The people willing to speculate and comment about how they think it might be done don’t really know.

This is why it’s a little bit pointless posting GQs that ask how magic tricks are done. Them that know don’t say. Them that say don’t know.

Just for the record, I’ll offer two more bits of relevant information. (1) It’s a little bit misguided to ask about ‘the’ method, as if there’s only one. There are almost as many different methods for performing a levitation trick as there are magicians. (2) You can never figure out for sure how a trick is done from watching a video tape of a performance. It’s impossible to say whether the demonstration or performance has been ‘enhanced’. Sometimes this is done just by being careful to position the camera in such a way that the trick looks better than it would if you saw it from a slightly different angle. In more advanced cases, the video may have been subject to digital editing or post-production. So you never really know.

You NEVER see his feet (foot) move during the video, he must have something in the ground.

As was pointed out earlier, his back is perfectly straight as he he is being lifted down and up, that’s a pretty good indication of a brace.

I think the video was edited at 00:35 in. There’s a funny jump right then.

Something that hasn’t been mentioned yet was his hair. I think the hat and hair are fake. Not only would you bend a little bit at the hips when being lowered like that, but you wouldn’t likely hold your head that perfectly in line too. I think the hair and hat are covering the top end of the brace.

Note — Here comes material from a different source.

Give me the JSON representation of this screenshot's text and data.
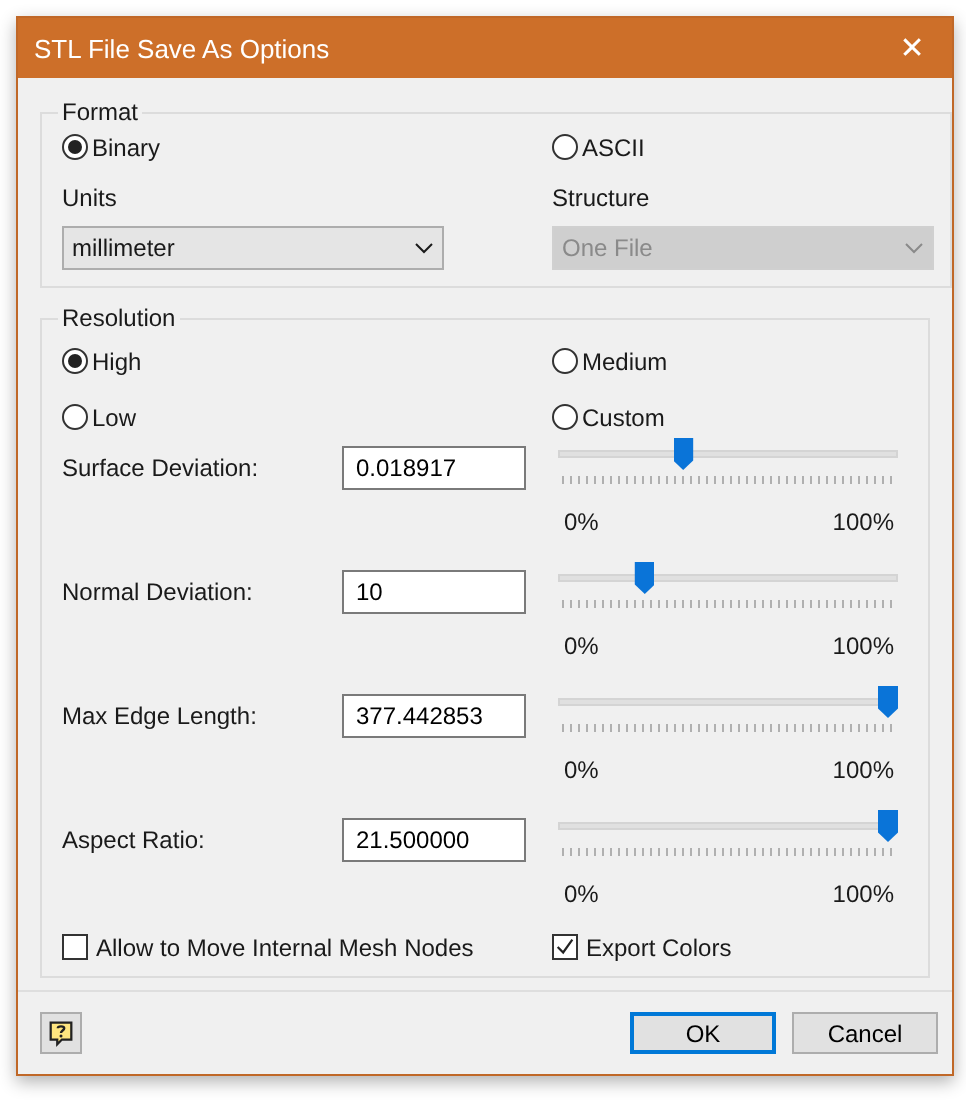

Gee, I’m sorry I posted then. :rolleyes: I thought part of the reason for the SDMB was entertainment. OK, so maybe this could be in a different forum, but I personally enjoyed watching the video to see if I could determine how it might have been done, or to catch their flaws in filiming (covering up) what they don’t want us to see.

Isn’t it just as pointless to drop by to offer your “two more bits of relevant information”? After all, you really provided nothing to the OP as near as I can tell. And the idea that magicians don’t tell is just … well you know, not always the way really is. :wink:

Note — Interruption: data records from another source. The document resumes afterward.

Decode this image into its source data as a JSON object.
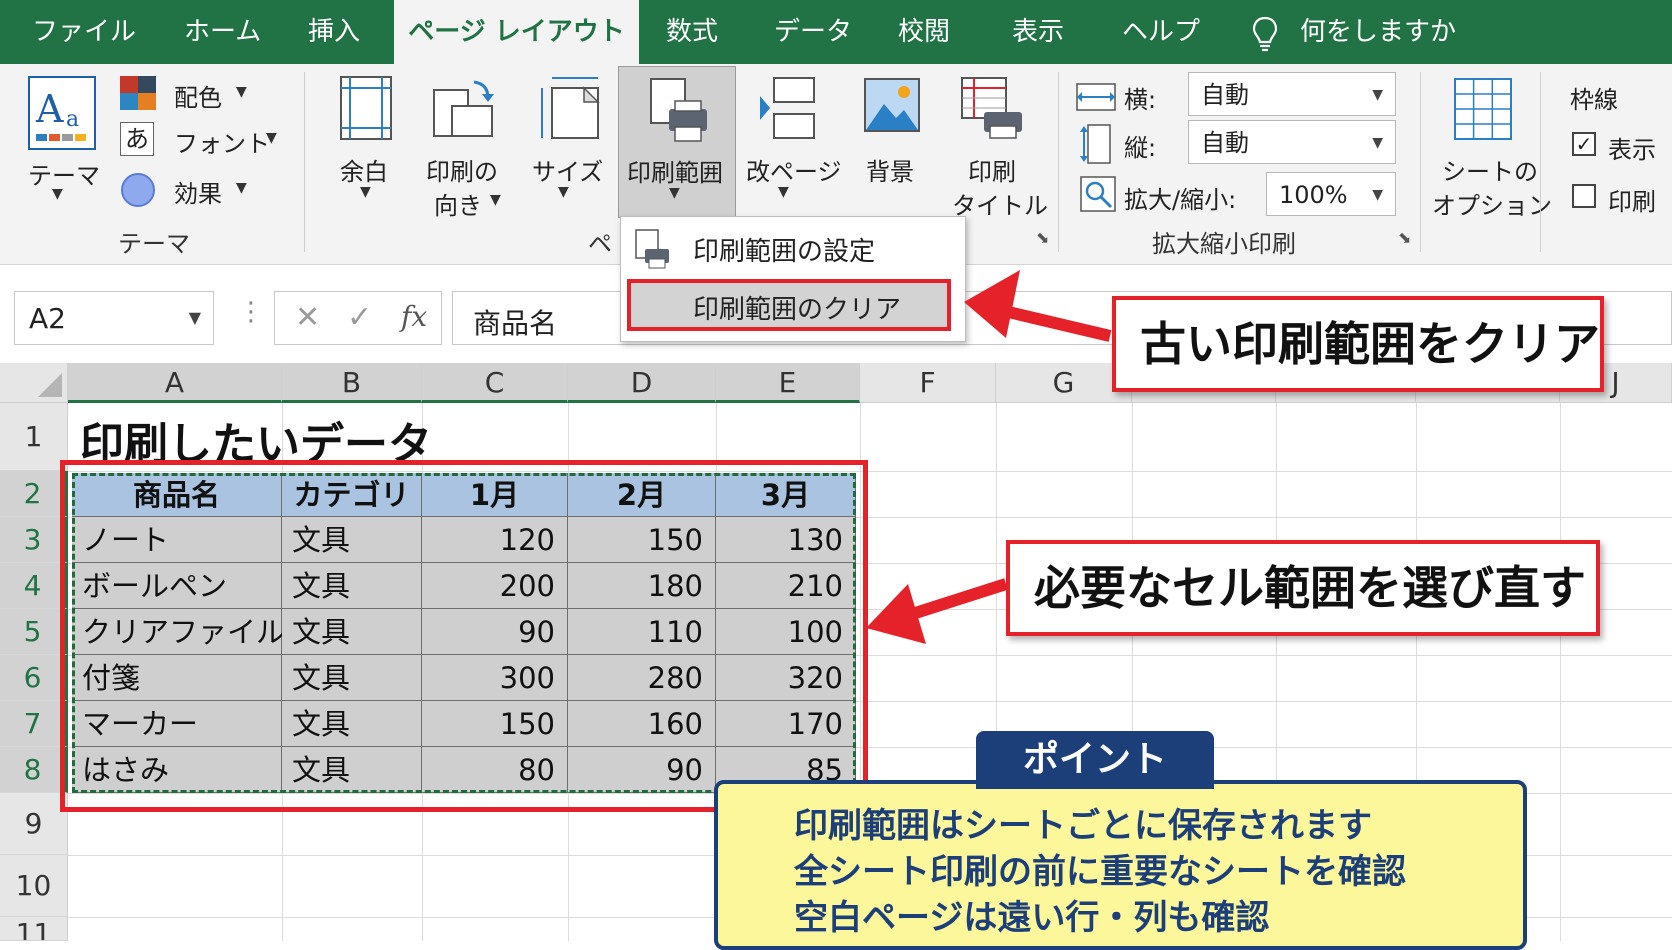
{
  "tabs": [
    "ファイル",
    "ホーム",
    "挿入",
    "ページ レイアウト",
    "数式",
    "データ",
    "校閲",
    "表示",
    "ヘルプ"
  ],
  "tell_me": "何をしますか",
  "ribbon": {
    "theme_group": {
      "theme_label": "テーマ",
      "colors": "配色",
      "fonts": "フォント",
      "effects": "効果",
      "group_label": "テーマ",
      "font_icon_char": "あ"
    },
    "page_setup": {
      "margins": "余白",
      "orientation_1": "印刷の",
      "orientation_2": "向き",
      "size": "サイズ",
      "print_area": "印刷範囲",
      "breaks": "改ページ",
      "background": "背景",
      "print_titles_1": "印刷",
      "print_titles_2": "タイトル",
      "group_label_partial": "ペ"
    },
    "scale_to_fit": {
      "width_label": "横:",
      "width_value": "自動",
      "height_label": "縦:",
      "height_value": "自動",
      "scale_label": "拡大/縮小:",
      "scale_value": "100%",
      "group_label": "拡大縮小印刷"
    },
    "sheet_options": {
      "label_1": "シートの",
      "label_2": "オプション"
    },
    "gridlines": {
      "title": "枠線",
      "view": "表示",
      "view_checked": true,
      "print": "印刷",
      "print_checked": false
    }
  },
  "menu": {
    "set_print_area": "印刷範囲の設定",
    "clear_print_area": "印刷範囲のクリア"
  },
  "formula_bar": {
    "name_box": "A2",
    "fx": "fx",
    "content": "商品名"
  },
  "columns": [
    "A",
    "B",
    "C",
    "D",
    "E",
    "F",
    "G",
    "J"
  ],
  "rows": [
    "1",
    "2",
    "3",
    "4",
    "5",
    "6",
    "7",
    "8",
    "9",
    "10",
    "11"
  ],
  "sheet": {
    "title": "印刷したいデータ",
    "headers": [
      "商品名",
      "カテゴリ",
      "1月",
      "2月",
      "3月"
    ],
    "data": [
      [
        "ノート",
        "文具",
        "120",
        "150",
        "130"
      ],
      [
        "ボールペン",
        "文具",
        "200",
        "180",
        "210"
      ],
      [
        "クリアファイル",
        "文具",
        "90",
        "110",
        "100"
      ],
      [
        "付箋",
        "文具",
        "300",
        "280",
        "320"
      ],
      [
        "マーカー",
        "文具",
        "150",
        "160",
        "170"
      ],
      [
        "はさみ",
        "文具",
        "80",
        "90",
        "85"
      ]
    ]
  },
  "callouts": {
    "clear": "古い印刷範囲をクリア",
    "reselect": "必要なセル範囲を選び直す"
  },
  "point": {
    "title": "ポイント",
    "lines": [
      "印刷範囲はシートごとに保存されます",
      "全シート印刷の前に重要なシートを確認",
      "空白ページは遠い行・列も確認"
    ]
  },
  "colors": {
    "excel_green": "#217346",
    "highlight_red": "#e5222a",
    "header_blue": "#a9c3e0",
    "point_navy": "#1c3f7a",
    "point_yellow": "#fdf79b"
  }
}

No, but you can make a good enough guess, by carefully analyzing the performance. And after all, part of the entertainment value of watching a professional magician is speculating on his methods. I mean, come on, nobody except the complete woo-woos believes there is truly any “magic” involved. Magical illusions must obey the laws of physics, and it’s relatively straightforward to eliminate the utterly impossible. If everything in the video appears to be impossible, then you must suspect editing and other camera tricks. I’m certain my guess as to the nature of this particular trick is close to the mark. I am convinced I could use my method or a minor variant thereof to replicate the illusion almost exactly as it appears.

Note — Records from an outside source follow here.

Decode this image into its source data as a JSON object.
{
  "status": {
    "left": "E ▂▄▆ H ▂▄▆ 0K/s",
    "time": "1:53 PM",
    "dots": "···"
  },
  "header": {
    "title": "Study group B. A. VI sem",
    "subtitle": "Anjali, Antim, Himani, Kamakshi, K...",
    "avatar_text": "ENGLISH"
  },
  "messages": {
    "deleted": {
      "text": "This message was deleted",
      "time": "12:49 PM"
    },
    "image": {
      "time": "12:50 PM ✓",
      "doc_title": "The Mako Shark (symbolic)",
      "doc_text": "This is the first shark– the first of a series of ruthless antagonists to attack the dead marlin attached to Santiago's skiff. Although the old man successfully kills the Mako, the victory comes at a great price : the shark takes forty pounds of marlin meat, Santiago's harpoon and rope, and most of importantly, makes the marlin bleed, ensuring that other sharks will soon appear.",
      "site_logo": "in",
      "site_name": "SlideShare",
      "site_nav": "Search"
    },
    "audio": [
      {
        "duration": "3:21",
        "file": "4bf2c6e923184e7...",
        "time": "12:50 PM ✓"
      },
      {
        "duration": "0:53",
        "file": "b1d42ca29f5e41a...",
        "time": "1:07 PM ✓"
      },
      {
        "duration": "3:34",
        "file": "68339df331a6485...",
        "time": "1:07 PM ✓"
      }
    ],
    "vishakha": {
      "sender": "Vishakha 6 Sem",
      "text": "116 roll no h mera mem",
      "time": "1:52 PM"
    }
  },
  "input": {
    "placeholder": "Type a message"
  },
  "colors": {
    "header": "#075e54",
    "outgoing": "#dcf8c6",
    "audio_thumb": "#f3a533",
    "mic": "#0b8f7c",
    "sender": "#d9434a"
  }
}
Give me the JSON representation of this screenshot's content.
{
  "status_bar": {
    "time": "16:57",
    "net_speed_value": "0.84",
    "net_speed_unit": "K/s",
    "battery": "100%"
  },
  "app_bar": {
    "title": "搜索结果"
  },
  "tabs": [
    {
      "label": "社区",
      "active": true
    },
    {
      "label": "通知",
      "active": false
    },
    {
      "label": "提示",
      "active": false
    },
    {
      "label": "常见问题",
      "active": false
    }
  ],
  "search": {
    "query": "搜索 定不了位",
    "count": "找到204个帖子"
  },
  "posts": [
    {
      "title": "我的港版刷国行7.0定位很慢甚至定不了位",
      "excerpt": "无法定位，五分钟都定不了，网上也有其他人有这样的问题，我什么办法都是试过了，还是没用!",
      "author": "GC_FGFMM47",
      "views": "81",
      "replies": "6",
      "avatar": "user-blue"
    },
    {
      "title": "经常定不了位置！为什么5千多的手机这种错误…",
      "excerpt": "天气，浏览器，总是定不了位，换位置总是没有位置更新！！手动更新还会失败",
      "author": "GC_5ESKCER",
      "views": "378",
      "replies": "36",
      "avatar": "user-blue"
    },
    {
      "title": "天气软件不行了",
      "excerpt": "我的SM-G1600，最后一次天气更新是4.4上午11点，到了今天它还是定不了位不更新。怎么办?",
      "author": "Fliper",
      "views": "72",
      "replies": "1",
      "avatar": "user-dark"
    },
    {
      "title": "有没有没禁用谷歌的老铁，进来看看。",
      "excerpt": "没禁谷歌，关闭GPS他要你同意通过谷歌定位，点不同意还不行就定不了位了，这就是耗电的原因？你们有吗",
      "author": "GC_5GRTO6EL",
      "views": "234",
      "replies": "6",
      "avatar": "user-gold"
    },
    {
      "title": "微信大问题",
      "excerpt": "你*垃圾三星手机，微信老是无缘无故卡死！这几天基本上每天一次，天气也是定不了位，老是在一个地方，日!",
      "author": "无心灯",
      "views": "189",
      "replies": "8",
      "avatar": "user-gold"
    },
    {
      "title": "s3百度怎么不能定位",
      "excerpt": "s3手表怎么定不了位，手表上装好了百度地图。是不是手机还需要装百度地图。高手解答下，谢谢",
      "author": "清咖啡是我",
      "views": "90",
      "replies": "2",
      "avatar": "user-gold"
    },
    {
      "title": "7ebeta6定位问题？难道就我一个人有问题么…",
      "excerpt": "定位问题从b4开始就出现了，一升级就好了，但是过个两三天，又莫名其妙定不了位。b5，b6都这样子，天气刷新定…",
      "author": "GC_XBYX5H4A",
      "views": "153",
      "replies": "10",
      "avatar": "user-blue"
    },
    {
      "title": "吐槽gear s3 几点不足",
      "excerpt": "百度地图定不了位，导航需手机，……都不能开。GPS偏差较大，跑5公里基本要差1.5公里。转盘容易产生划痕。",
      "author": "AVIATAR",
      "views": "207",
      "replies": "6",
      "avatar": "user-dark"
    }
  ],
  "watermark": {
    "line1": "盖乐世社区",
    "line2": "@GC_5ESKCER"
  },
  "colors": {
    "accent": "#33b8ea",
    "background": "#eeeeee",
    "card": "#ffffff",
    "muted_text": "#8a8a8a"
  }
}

DON’T DO IT Q.E.D., you’ll be violating ianzin’s intellectual property. :rolleyes:

Since this is GQ, how about a cite?

Back to the OP, can we all agree that the “audience” is bunko? I mean the woman doesn’t even sound convincing, and the black guy only seems to be able to say “Oh Shit!”.

If you accept that the whole thing is completely staged (a la David Copperfield and making the giant ______ disappear) then I think it gets a lot easier to figure out. There’s no need for any stealthily placed items. I’m all for the brace idea, but his foot is so far off the center of gravity, that it seems like this would have to be one hell of a brace to hold him up only on that one point.

Not really. You ever seen those long restaurant booth seats that are attached to the wall, and have no other support? Those can easily hold the weight of two or three people, and the bracing isn’t particularly beefy, though admittedly it’s bulkier than would be inevident in a trick such as this. And, further, those are designed to hold up for the long term. A much lighter support structure could be used when the weight is only expected to be the one person, and only for a few minutes at a time. It’s probably somewhat flexible, being thin enough to hide under clothing, so that if the volunteers had dropped him, he’d have bounced quite a bit.

The guy is Chris Angel and has a show on A&E on Wednesday nights (I think) called Mindfreak.

He does variations on this that belie some of the explanations so far.

He seems more advanced than Blaine when it comes to levitation.